In the Gospel Reading, taken from John chapter 9, we see that Jesus has an encounter with a blind man in the Jerusalem Temple. It seems that at first it was the disciples who noticed the blind man and asked Jesus why he was born blind, that is, was it due to the sins of his parents or of his own. Jesus answered by saying that he is blind neither because of his sin nor his parents but for the glory of God. At this moment, Jesus took mud from the ground and spit on it, making a sort of mud-paste, anointed the blind man’s eyes and then asked him to go to the pool and wash it out.
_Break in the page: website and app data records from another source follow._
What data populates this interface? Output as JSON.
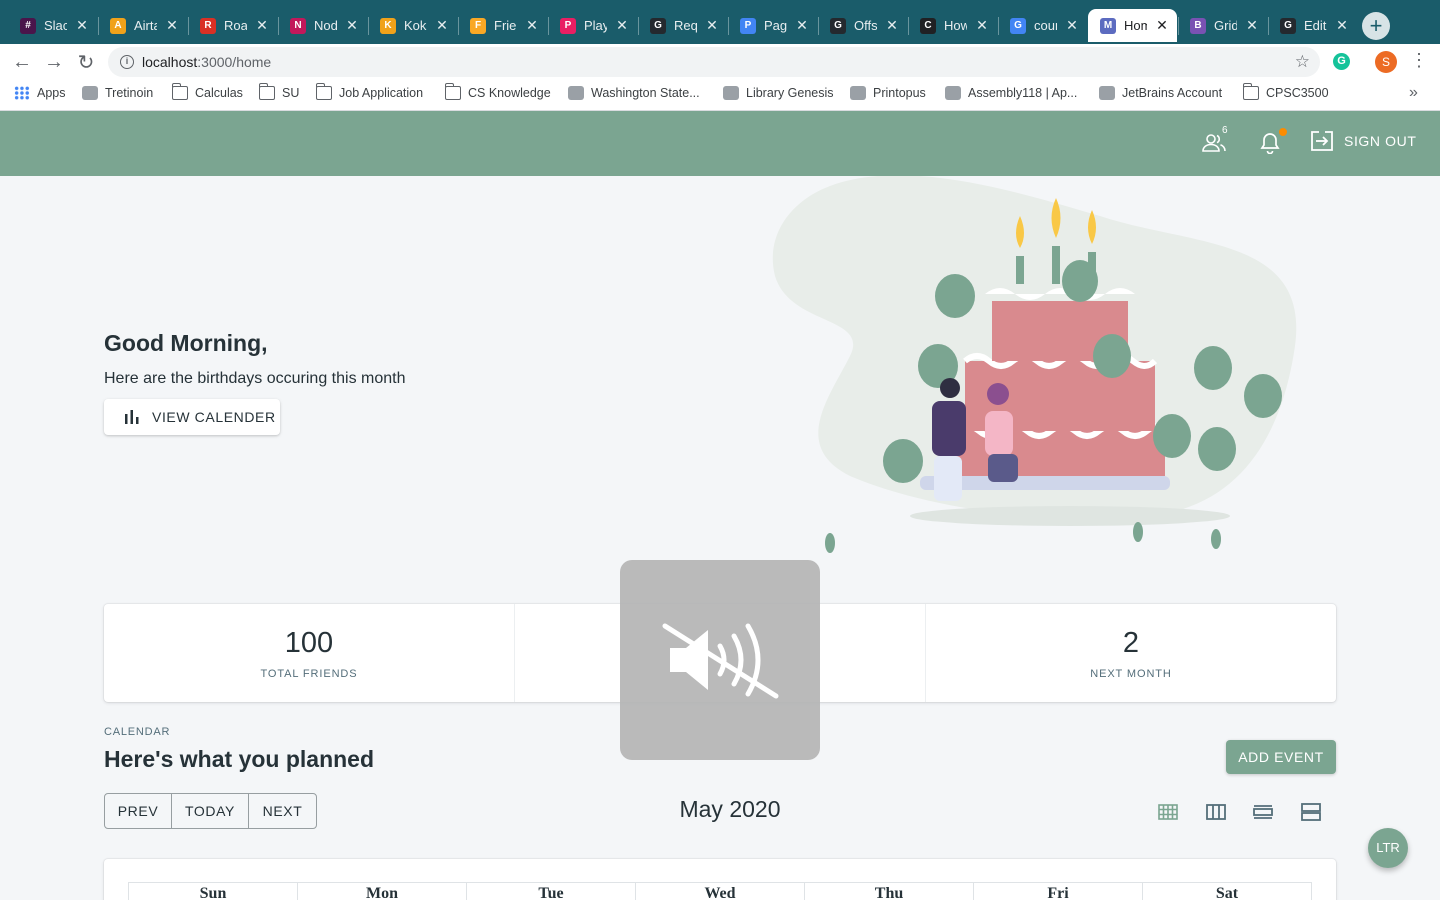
{
  "browser": {
    "tabs": [
      {
        "title": "Slack",
        "favicon": "slack-icon",
        "color": "#4a154b",
        "glyph": "#"
      },
      {
        "title": "Airtable",
        "favicon": "airtable-icon",
        "color": "#f0a21a",
        "glyph": "A"
      },
      {
        "title": "Roadmap",
        "favicon": "car-icon",
        "color": "#d93025",
        "glyph": "R"
      },
      {
        "title": "Node",
        "favicon": "node-icon",
        "color": "#c2185b",
        "glyph": "N"
      },
      {
        "title": "Kokaden",
        "favicon": "koka-icon",
        "color": "#f0a21a",
        "glyph": "K"
      },
      {
        "title": "Friends",
        "favicon": "firebase-icon",
        "color": "#f9a825",
        "glyph": "F"
      },
      {
        "title": "Playground",
        "favicon": "play-icon",
        "color": "#e91e63",
        "glyph": "P"
      },
      {
        "title": "Requests",
        "favicon": "github-icon",
        "color": "#24292e",
        "glyph": "G"
      },
      {
        "title": "Pagination",
        "favicon": "pagination-icon",
        "color": "#4285f4",
        "glyph": "P"
      },
      {
        "title": "Offset",
        "favicon": "github-icon",
        "color": "#24292e",
        "glyph": "G"
      },
      {
        "title": "How",
        "favicon": "c-icon",
        "color": "#202124",
        "glyph": "C"
      },
      {
        "title": "count",
        "favicon": "google-icon",
        "color": "#4285f4",
        "glyph": "G"
      },
      {
        "title": "Home",
        "favicon": "material-kit-icon",
        "color": "#5c6bc0",
        "glyph": "M"
      },
      {
        "title": "Grid",
        "favicon": "bootstrap-icon",
        "color": "#7952b3",
        "glyph": "B"
      },
      {
        "title": "Editing",
        "favicon": "github-icon",
        "color": "#24292e",
        "glyph": "G"
      }
    ],
    "active_tab": 12,
    "url_host": "localhost",
    "url_path": ":3000/home",
    "profile_initial": "S",
    "grammarly_initial": "G",
    "bookmarks": [
      {
        "label": "Apps",
        "icon": "apps-grid-icon"
      },
      {
        "label": "Tretinoin",
        "icon": "mask-icon"
      },
      {
        "label": "Calculas",
        "icon": "folder-icon"
      },
      {
        "label": "SU",
        "icon": "folder-icon"
      },
      {
        "label": "Job Application",
        "icon": "folder-icon"
      },
      {
        "label": "CS Knowledge",
        "icon": "folder-icon"
      },
      {
        "label": "Washington State...",
        "icon": "document-icon"
      },
      {
        "label": "Library Genesis",
        "icon": "library-icon"
      },
      {
        "label": "Printopus",
        "icon": "octopus-icon"
      },
      {
        "label": "Assembly118 | Ap...",
        "icon": "chrome-icon"
      },
      {
        "label": "JetBrains Account",
        "icon": "jetbrains-icon"
      },
      {
        "label": "CPSC3500",
        "icon": "folder-icon"
      }
    ]
  },
  "header": {
    "friends_count": "6",
    "sign_out_label": "SIGN OUT"
  },
  "hero": {
    "greeting": "Good Morning,",
    "subtitle": "Here are the birthdays occuring this month",
    "view_calendar_label": "VIEW CALENDER"
  },
  "stats": [
    {
      "value": "100",
      "label": "TOTAL FRIENDS"
    },
    {
      "value": "",
      "label": ""
    },
    {
      "value": "2",
      "label": "NEXT MONTH"
    }
  ],
  "calendar": {
    "overline": "CALENDAR",
    "title": "Here's what you planned",
    "add_event_label": "ADD EVENT",
    "prev_label": "PREV",
    "today_label": "TODAY",
    "next_label": "NEXT",
    "month": "May 2020",
    "days": [
      "Sun",
      "Mon",
      "Tue",
      "Wed",
      "Thu",
      "Fri",
      "Sat"
    ]
  },
  "direction_toggle": "LTR",
  "colors": {
    "primary": "#7ba591",
    "background": "#f4f6f8",
    "tab_bar": "#1a5c6a",
    "notification_dot": "#fb8c00"
  }
}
The blind man was healed.
In the Gospel Reading today, taken from St. Luke 13: 10-17, our Lord Jesus healed a woman who had a “spirit” of infirmity for eighteen years that caused her to have a bent back. Slouching over and gazing on the ground for that long, it would be correct to assume that this woman was either in constant pain and/or had a very sad existence. The moment Jesus healed her; it would have been an exhilarating. It is interesting to note that the Lord saw her and called her toward him, so that he could heal her. She did not call out Jesus, nor does the gospel say she went toward him. The point is: Jesus saw her pain and had compassion. It would be accurate to assume that he felt sorry for the woman, or even, sympathized with her. Whatever the case, Jesus initiated the process, at least from what is written in the Gospel.
In the Gospel reading today, taken from the Gospel of Matthew chapter 15, we encounter a gentile woman from the area of Canaan. She approaches Jesus and asks that he heal her daughter who is “extremely” demon possessed. At first Jesus doesn’t answer. Then after a few moments, realizing that she wasn’t backing down, Jesus explains that he came for the Jewish people and not for the Gentiles. The woman, upon hearing this, pleads with Jesus, by worshiping him and saying, “Lord, help me.” But Jesus answered by way of a metaphor and said, “It is not good to take the children’s bread and throw it to the dogs.” She in turn provides a surprising rebuttal: “Yes, even the little dogs eat the crumbs from their master’s table,” showing Jesus how great her faith was. Finally Jesus healed the woman’s daughter at that very moment.